  2. Ohmhoney I'm crying with you and I so get it!! Our kids are so delightful and like anyone just want to be happy and pain free. They want to be children. We have to do the hard thing and be grown ups when all we really want is those moments of peace. You are doing the right thing. I truly beleive that !!!! I'm going to be downin the dirt honest with what I think. I think I would have tried like you have and picked the lesser of the two choices. The one that gave e more time. The chance of choking and aspiration is so much more likely to do damage in the right know. It's a horrible choice no two ways about it. We are here for you and support you in your decisions when there is never a perfect one. Blessings for you and your family honey. Xoxoxoxox

    ReplyDelete
  3. Im guessing they are tears of relief of finally making a decision and being heard, of getting the GI doc you wanted, of no longer to schedule a surgery you knew would not benefit him and of knowing you have more days of peaceful playing to enjoy.

    ReplyDelete
  4. Becky Browder NeustadtJanuary 18, 2013 at 2:04 PM

    You cry because you had to choose. To make an impossible choice. But I can't imagine another way.

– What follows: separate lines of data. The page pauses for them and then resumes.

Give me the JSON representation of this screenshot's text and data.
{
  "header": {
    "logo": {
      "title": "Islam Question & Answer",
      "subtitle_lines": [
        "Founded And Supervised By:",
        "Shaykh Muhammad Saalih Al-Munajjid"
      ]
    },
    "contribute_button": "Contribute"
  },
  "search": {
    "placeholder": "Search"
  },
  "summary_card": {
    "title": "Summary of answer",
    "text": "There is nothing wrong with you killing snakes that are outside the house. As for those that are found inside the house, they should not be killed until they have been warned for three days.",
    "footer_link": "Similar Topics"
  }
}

I know you have made the best and only choice. Thank you for giving that precious boy the sweet times he is enjoying. All any of us have is here and now. And that's what you have given him. The best here and now. xoxooxox

    ReplyDelete
  5. I know exactly what you are going through! My son will be 2 on March 5th. In February of last year he was also diagnosed with Merosin Deficient Congenital Muscular Dystrophy. He is also having feeding difficulties. Just this week they tried administering a feeding tube through the nose but he pulled it out. He now has a consultation appt. sat up on January 23rd for a G-tube. We can't decide if we are making the right decision for him. A lot of the things you write about hit close to home! Thankfully, he has not been hospitalized for any reason. We keep him home as much as possible to avoid illnesses. I am home with him 24/7. But I love every minute I have with him! He just recently learned to scoot on his behind and is getting into everything! Little things like that, puts a huge smile on my face. Just knowing he has a little bit of independence. If you have a day you are struggling, please feel free to drop me a message. Stay strong and love every minute!

    ReplyDelete